|King of the Playground|
|King of the Playground|
For the third year in a row, Shark Boy has participated in this Fall tradition of doing a Kids’ Duathlon down at Ashbridges Bay. He’s getting to be a veteran of multisport, but he still seems to want me pacing him for re-assurance. I don’t mind the exercise…
Saturday was a jam-packed day, as after the duathlon my wife and I attended training run by the Down Syndrome Association of Toronto, and Shark Boy would be going to a birthday party. I’m happy to say we got it all done, but let’s just focus on the exercise and activity – that’s what we do in this blog.
Thanks to a public address system hooked up to loud speakers, we all knew how much time we had to get the bike and helmet set up in transition. Shark Boy was running in the second heat (which didn’t help our schedule much). I could see he was nervous before the start, and yet eager to go, but he still did a great job of keeping the excitement in check so that we could have a good time.
He’s been talking a lot lately about being “the fastest” and while I don’t want these events to become high-pressure and competitive, I did let him know that if he wanted to be the fastest, he was going to have to lead the pack a little and tried to coach him on how to do that.
Running, he really put the pedal to the metal – he was gasping for air after the first run leg (50m) heading into transition. We’d reviewed the important safety steps about putting on the helmet and walking the bike to the mount line before the race, and he nailed it. As usual, the bike course made it look like he was on a motorcycle compared to the other kids – his focus did start to wander a little on the middle part of the bike course when you can look out at the lake; I guess the apple doesn’t fall too far from the tree after all! I do the same thing…
The bike course is 600m long, and ends with an uphill climb, and he got up it by himself (except for my constant cheering). Again we executed a good transition, and then we got to see him run like I’ve never seen before. He had his mouth wide open gasping for air, and though the last 25m (of a 100m run leg) started to lag a little, all it took was a reminder that “drinks and cookies” were at the finish line and he started to sprint. It’s what we call in German “Endspurt”.
|The Need for Speed… and anonymity.|
Apparently the Lightning Kid did a great job of cheering “Go, go, go” to everyone and also enjoyed pretending to take pictures. We looked up the race stats later that evening and found out Shark Boy was 4th overall, and 2nd place boy (the girls took the top 2 spots!). We’re really proud of him; I hope he’s enjoying the sport for itself, and not just the fatherly bonding and approval, though.

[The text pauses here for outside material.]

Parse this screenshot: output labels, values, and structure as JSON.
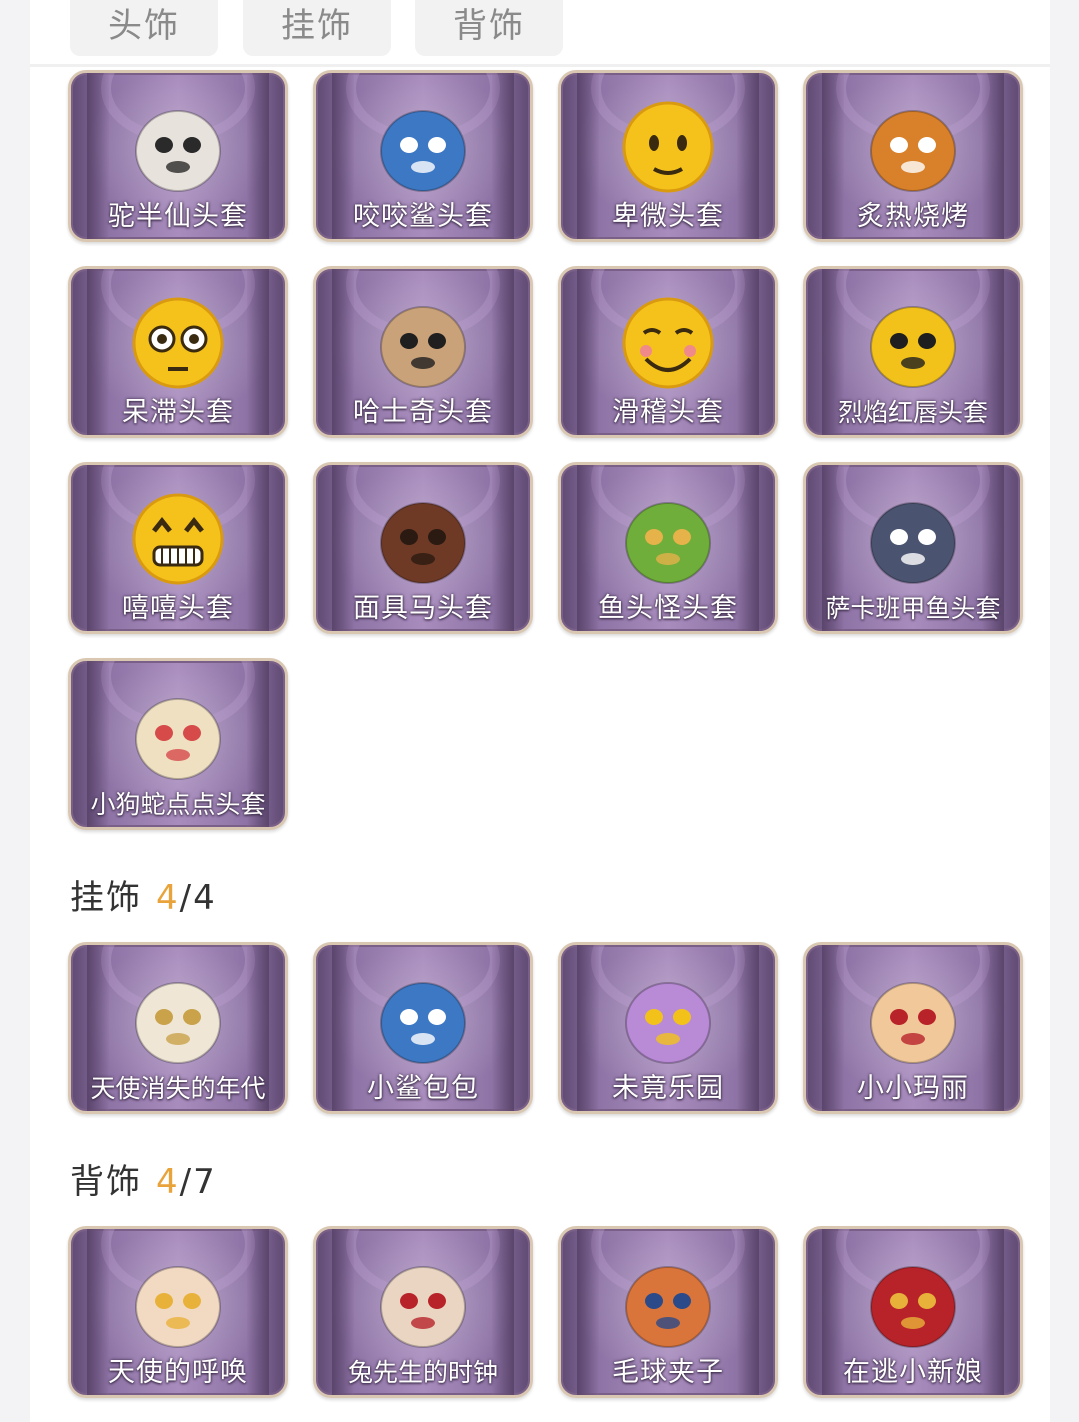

Once we had our stickers and ribbons on, I got excited at the prospect of finally doing the course in its entirety, in the correct order of kilometer markers. We took Shark Boy along on his bike and headed North. The North end turnaround is about 2km from the start, but you see a 9km marker on the way, which we would face later. I tracked our run with Endomondo, and when my wife heard the app announcing our pace at every kilometer, she’d cringe at how we’ve slowed down over the past 10 years or so. I figure you’ve got to be happy to be still moving and getting out there. We took water at the North end, and turned back toward the start. From there, you head to the South End turn-around which occurs around 6km. Shortly before then, we ran into the Lightning Kid and his grandparents, and Shark Boy let us know he was done for the day – he probably got around 7km or riding done.
My wife and I carried on to the Southern end, took some water, then back to the start and past it for another 1km to the 9km mark, then the final stretch. I got her to space the walking breaks up a little to more regulated intervals instead of just willy-nilly.
I don’t know whether to be proud or ashamed of how I egged my wife on for the rest of the trail, but I’m proud of her for getting out of her comfort zone a little by pushing pace and distance, and hopefully it made her a stronger for the next run she does.
Once the run was finished, we had hot dogs and hamburgers with a little extra playground time. We didn’t quite make it to the bouncy castle or hot air balloon before they were shutting down, but we still had a nice day out and raised $175.00 (thanks to our generous donors).
|Coming into T2|
|So fast the camera couldn’t catch me… except in those pics above where it did.|
I owe another thank-you to my lovely wife, who’s support not only makes racing triathlon possible, but her photography is what makes this recap possible! Thanks, my love!
To ultra-runners, the distance of the Enduro courses at 5 Peaks events are laughable. But to me, it’s the longest I’ve gone on a trail (with all the hills) and longer than most training runs to do 10 km.
|That should read “… don’t *want* a thunderstorm..”|
|If you look closely you can see some of the network of tubing to bring the sap from the trees on the right side of the picture.|
I know I basically asked you for money twice in this letter, Dear Reader. You can’t really blame me for assuming someone so attractive, well-dressed and discerning as yourself might also be rich though, right?